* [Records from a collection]
►
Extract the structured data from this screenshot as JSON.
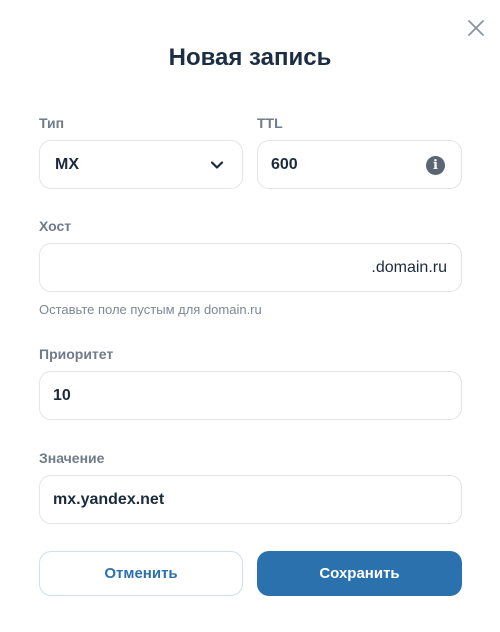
{
  "dialog": {
    "title": "Новая запись",
    "close_icon": "close-icon"
  },
  "fields": {
    "type": {
      "label": "Тип",
      "value": "MX",
      "icon": "chevron-down-icon"
    },
    "ttl": {
      "label": "TTL",
      "value": "600",
      "icon": "info-icon",
      "icon_glyph": "i"
    },
    "host": {
      "label": "Хост",
      "value": "",
      "suffix": ".domain.ru",
      "hint": "Оставьте поле пустым для domain.ru"
    },
    "priority": {
      "label": "Приоритет",
      "value": "10"
    },
    "value": {
      "label": "Значение",
      "value": "mx.yandex.net"
    }
  },
  "buttons": {
    "cancel": "Отменить",
    "save": "Сохранить"
  },
  "colors": {
    "primary": "#2a71ad",
    "title": "#1c2e42",
    "label": "#6f7b88",
    "border": "#e2e6ea"
  }
}
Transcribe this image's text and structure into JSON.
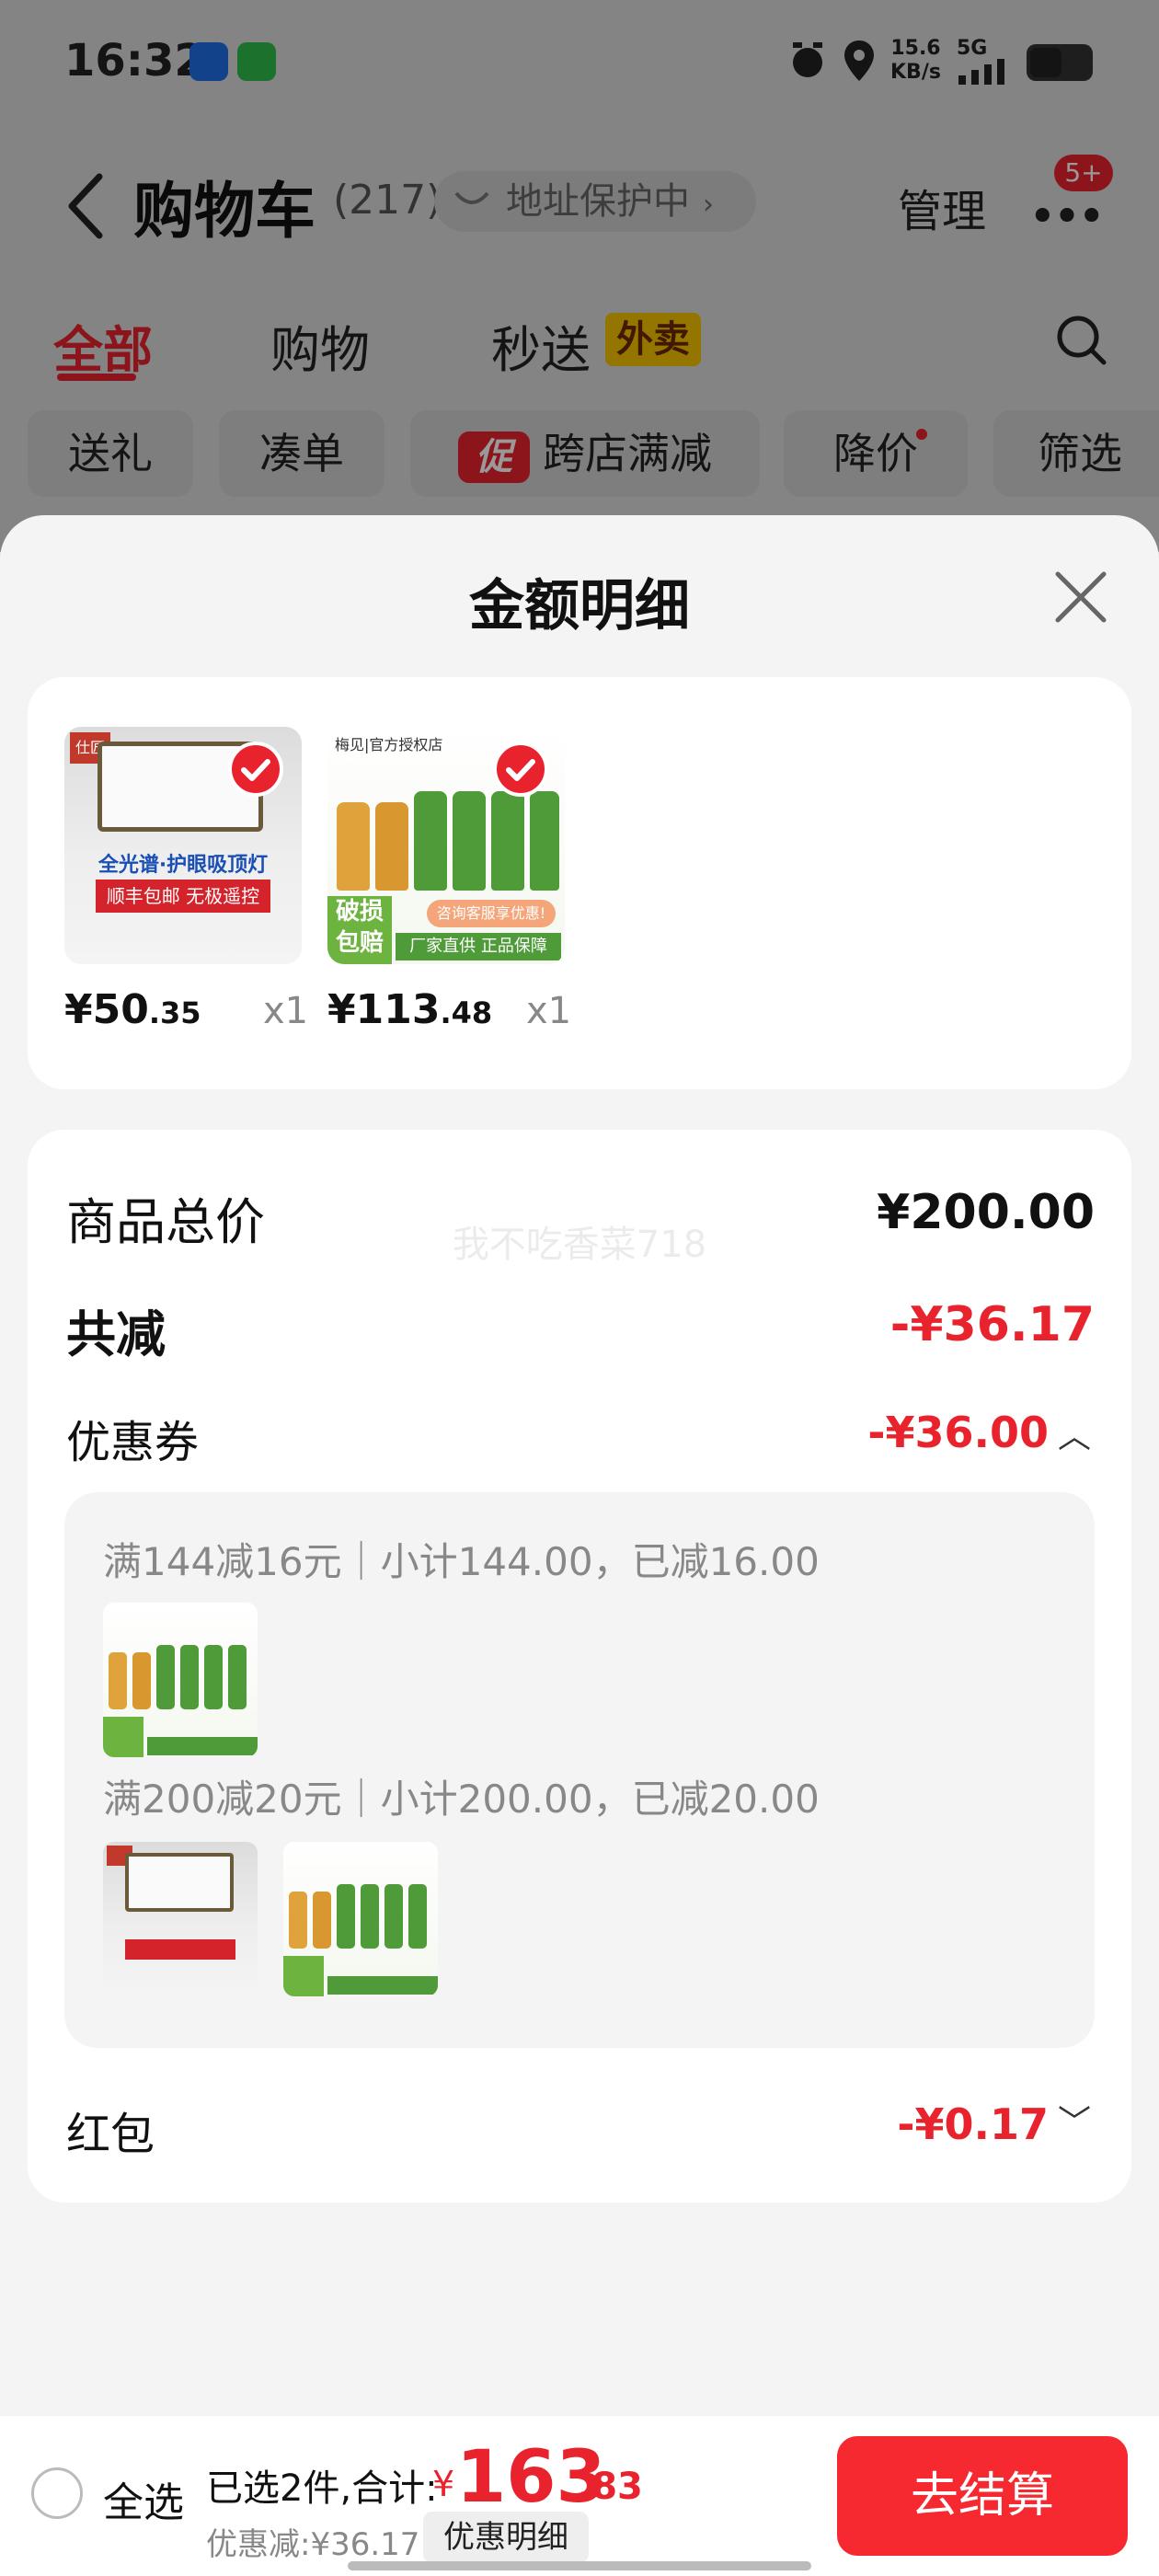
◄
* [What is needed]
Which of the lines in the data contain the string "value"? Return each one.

* [Answer for the task]
      "value": "MX",
      "value": "600",
      "value": "",
      "value": "10"
    "value": {
      "value": "mx.yandex.net"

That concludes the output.